WHAT YOU HAVE TO DO: Look through the records that follow. Copy every line containing the word "image".

DATASET CONTENT:

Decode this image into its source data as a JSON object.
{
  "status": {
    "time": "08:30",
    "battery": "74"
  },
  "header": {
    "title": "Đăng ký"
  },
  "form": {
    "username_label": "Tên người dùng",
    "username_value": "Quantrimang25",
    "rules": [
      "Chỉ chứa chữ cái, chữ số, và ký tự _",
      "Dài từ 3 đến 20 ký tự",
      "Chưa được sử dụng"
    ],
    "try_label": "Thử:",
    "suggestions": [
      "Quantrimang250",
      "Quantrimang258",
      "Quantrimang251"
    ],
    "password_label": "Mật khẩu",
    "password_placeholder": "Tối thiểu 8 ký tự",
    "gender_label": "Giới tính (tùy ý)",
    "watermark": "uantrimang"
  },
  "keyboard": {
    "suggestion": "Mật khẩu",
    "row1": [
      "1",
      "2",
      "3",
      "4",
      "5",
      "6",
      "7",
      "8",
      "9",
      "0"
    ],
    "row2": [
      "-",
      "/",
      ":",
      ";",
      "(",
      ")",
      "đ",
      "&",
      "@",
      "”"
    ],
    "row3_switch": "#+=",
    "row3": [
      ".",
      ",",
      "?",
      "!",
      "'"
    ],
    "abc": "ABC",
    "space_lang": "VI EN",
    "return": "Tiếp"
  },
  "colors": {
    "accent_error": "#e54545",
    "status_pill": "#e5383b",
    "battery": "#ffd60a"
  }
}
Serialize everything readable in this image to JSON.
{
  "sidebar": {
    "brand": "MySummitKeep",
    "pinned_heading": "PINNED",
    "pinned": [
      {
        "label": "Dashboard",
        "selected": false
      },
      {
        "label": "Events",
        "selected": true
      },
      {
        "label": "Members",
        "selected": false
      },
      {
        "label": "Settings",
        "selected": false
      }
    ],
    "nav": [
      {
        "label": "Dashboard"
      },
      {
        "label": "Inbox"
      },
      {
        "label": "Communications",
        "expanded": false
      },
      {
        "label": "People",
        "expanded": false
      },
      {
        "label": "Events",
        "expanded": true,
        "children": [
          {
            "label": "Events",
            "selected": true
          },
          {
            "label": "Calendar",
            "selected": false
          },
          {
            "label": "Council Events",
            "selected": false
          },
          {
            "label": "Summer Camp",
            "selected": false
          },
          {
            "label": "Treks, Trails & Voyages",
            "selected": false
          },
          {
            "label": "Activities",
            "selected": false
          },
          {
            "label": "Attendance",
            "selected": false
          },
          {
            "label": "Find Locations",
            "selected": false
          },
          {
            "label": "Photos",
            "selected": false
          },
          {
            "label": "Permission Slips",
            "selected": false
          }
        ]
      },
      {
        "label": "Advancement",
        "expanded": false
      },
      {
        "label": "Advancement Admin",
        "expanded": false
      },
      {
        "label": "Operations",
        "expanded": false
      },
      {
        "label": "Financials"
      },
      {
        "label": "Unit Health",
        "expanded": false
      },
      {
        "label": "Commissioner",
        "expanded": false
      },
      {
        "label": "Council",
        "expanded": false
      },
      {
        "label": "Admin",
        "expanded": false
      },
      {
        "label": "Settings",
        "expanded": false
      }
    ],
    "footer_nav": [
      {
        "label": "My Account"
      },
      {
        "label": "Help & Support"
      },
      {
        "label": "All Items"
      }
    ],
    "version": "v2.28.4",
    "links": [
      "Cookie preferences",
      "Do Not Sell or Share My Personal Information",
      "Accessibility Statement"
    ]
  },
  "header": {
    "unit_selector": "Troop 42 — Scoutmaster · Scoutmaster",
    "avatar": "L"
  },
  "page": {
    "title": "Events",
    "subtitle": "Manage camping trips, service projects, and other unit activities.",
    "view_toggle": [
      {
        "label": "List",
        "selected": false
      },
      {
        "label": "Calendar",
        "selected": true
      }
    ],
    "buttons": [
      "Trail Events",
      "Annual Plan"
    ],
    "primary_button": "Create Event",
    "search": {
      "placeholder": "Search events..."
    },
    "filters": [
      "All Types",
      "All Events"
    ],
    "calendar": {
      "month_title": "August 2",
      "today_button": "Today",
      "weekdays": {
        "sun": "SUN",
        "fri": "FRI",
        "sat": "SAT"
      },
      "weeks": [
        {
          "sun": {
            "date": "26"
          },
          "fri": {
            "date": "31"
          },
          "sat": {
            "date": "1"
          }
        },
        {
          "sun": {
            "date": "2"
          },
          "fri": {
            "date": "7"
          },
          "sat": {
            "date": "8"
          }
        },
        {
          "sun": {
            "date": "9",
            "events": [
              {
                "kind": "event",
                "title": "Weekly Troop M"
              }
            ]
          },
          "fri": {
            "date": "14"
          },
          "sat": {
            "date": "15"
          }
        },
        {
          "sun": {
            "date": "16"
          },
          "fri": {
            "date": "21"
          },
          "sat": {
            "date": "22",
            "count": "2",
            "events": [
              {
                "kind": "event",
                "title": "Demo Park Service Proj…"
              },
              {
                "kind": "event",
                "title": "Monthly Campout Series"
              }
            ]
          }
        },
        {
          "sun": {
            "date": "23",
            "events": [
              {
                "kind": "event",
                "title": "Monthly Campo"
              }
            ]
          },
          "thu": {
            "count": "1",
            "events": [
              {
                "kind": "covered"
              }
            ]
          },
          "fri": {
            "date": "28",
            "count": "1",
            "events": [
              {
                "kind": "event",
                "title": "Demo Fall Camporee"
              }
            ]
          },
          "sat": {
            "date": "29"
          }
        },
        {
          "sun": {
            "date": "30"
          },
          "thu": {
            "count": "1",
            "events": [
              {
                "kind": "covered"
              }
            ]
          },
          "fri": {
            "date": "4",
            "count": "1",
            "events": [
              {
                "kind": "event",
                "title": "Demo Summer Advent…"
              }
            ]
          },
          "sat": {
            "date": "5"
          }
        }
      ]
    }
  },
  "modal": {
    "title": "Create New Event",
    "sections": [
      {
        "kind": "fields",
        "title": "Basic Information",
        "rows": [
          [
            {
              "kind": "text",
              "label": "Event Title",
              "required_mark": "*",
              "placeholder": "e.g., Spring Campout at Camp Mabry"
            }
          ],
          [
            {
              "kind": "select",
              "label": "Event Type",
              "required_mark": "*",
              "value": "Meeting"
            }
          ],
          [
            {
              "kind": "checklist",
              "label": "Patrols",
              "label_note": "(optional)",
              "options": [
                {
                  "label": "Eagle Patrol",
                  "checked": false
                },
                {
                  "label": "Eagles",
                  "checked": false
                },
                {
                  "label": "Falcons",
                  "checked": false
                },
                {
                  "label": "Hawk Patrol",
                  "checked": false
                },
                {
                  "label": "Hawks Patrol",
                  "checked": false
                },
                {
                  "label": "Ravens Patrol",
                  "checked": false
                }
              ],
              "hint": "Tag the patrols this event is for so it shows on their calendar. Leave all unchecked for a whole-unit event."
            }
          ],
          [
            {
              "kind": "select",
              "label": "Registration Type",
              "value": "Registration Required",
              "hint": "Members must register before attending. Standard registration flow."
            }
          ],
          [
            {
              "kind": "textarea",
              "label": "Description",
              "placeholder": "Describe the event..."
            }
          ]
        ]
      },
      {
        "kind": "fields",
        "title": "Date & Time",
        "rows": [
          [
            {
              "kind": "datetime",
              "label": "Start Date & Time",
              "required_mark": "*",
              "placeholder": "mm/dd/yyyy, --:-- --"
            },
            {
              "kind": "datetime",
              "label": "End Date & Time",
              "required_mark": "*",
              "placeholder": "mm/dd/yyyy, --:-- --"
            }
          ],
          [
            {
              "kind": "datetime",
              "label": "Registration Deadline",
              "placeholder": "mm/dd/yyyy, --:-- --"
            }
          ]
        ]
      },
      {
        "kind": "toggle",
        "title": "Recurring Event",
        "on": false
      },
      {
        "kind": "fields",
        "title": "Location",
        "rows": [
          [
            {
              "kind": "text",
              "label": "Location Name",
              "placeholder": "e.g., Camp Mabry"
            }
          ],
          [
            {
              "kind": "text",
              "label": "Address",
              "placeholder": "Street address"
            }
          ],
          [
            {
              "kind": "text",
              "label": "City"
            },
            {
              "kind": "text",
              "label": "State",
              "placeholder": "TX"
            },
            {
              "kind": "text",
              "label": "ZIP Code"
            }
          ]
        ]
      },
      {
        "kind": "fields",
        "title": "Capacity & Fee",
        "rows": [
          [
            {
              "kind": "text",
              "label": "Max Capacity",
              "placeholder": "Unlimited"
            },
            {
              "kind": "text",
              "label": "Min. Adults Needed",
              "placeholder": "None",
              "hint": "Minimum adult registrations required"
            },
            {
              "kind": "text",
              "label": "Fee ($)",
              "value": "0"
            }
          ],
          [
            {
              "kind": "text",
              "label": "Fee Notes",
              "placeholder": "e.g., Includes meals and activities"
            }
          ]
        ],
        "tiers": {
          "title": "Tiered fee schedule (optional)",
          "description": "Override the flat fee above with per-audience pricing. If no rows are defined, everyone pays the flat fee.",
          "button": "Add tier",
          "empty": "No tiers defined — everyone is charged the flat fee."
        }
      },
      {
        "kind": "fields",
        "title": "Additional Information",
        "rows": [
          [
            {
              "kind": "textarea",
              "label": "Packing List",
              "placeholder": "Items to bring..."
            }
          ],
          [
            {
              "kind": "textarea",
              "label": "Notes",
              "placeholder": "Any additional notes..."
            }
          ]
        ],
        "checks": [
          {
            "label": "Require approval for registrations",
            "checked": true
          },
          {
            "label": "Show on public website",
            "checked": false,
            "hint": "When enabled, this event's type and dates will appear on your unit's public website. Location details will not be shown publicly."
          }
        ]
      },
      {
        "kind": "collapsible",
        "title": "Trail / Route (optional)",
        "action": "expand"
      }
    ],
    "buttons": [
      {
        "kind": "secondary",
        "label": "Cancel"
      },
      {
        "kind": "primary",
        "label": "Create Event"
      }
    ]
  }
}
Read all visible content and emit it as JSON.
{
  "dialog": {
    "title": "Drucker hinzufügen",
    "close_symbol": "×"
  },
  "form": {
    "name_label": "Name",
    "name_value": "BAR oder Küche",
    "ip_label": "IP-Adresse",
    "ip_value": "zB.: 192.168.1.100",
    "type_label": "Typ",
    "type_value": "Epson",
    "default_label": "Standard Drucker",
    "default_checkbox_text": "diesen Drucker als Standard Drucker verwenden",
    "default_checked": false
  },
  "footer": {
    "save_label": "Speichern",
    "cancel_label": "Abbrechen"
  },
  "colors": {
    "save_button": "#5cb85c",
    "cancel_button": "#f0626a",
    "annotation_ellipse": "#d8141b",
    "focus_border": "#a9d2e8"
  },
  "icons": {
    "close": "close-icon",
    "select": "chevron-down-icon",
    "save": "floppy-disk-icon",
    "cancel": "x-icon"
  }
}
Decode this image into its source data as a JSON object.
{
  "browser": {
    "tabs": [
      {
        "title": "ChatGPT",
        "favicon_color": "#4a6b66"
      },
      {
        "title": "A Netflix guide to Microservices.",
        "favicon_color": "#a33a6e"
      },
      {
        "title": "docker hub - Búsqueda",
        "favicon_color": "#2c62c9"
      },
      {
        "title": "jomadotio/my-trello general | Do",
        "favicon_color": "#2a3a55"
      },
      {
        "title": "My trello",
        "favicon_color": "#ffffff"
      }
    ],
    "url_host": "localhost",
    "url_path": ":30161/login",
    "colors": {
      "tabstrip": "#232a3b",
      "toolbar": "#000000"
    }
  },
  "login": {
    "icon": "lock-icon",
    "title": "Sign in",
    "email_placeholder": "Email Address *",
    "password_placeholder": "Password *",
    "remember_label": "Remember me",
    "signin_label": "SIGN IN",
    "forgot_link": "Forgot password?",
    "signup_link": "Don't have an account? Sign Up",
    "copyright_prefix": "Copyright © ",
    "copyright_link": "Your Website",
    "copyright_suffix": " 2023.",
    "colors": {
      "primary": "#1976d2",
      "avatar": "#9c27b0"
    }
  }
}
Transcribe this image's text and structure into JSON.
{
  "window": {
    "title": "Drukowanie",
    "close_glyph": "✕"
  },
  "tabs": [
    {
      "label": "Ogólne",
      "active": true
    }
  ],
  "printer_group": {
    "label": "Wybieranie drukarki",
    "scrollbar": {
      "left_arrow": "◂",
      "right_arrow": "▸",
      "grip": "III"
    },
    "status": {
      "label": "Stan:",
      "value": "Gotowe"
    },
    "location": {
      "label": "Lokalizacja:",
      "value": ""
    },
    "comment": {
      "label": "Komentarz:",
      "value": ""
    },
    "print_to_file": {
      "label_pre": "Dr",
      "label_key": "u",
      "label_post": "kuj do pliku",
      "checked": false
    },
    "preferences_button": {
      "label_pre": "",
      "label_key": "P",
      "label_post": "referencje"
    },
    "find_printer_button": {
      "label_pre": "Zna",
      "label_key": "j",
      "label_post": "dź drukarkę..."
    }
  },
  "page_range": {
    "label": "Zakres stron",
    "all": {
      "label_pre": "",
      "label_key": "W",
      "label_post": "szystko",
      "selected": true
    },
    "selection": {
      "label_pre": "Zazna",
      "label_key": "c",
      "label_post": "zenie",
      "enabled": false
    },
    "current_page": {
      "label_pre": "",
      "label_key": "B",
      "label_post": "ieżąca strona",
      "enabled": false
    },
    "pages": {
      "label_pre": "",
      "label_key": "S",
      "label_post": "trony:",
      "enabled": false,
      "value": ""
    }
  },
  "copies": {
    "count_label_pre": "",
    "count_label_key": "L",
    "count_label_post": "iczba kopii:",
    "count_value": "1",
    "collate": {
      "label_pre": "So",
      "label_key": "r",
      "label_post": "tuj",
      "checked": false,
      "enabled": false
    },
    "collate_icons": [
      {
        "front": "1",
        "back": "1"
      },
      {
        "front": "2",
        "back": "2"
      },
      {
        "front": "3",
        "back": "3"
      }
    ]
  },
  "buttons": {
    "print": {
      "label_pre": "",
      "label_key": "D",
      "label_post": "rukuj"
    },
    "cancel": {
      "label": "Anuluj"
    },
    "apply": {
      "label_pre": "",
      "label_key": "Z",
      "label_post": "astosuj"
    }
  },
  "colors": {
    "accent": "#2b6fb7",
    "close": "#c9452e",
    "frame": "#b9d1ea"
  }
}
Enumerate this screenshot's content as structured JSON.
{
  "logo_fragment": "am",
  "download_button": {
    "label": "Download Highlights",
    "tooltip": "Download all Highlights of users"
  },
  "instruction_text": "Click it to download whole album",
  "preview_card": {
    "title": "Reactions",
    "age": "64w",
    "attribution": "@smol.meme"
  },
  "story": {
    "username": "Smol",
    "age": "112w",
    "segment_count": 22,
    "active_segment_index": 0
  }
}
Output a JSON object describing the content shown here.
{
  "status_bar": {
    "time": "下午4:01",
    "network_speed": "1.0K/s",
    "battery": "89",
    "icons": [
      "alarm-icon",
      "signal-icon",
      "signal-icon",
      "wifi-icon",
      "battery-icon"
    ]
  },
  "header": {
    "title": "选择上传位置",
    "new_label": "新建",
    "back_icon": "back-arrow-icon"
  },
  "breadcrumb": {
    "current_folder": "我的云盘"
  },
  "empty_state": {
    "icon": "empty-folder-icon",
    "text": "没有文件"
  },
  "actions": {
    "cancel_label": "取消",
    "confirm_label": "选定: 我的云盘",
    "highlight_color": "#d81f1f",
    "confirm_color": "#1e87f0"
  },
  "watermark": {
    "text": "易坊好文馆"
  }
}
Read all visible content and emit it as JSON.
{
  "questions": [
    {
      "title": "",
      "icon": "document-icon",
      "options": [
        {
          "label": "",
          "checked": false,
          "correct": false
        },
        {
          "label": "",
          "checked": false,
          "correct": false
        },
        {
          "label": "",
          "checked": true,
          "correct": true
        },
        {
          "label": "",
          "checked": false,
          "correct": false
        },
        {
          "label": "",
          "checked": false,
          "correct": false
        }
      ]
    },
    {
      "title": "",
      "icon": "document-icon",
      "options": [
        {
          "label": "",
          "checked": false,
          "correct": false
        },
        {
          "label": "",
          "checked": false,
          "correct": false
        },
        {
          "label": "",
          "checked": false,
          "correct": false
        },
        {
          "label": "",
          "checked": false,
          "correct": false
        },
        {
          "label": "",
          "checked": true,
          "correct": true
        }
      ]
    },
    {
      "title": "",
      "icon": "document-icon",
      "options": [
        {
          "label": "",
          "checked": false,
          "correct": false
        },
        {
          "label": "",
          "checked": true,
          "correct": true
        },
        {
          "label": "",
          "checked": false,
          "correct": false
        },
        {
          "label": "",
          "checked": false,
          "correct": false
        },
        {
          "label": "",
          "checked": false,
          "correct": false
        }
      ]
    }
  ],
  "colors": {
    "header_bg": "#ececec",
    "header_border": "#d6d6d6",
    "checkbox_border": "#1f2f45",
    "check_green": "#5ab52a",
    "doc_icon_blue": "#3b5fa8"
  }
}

ANSWER:
Decode this image into its source data as a JSON object.
Serialize everything readable in this image to JSON.
Decode this image into its source data as a JSON object.
Transcribe this image's text and structure into JSON.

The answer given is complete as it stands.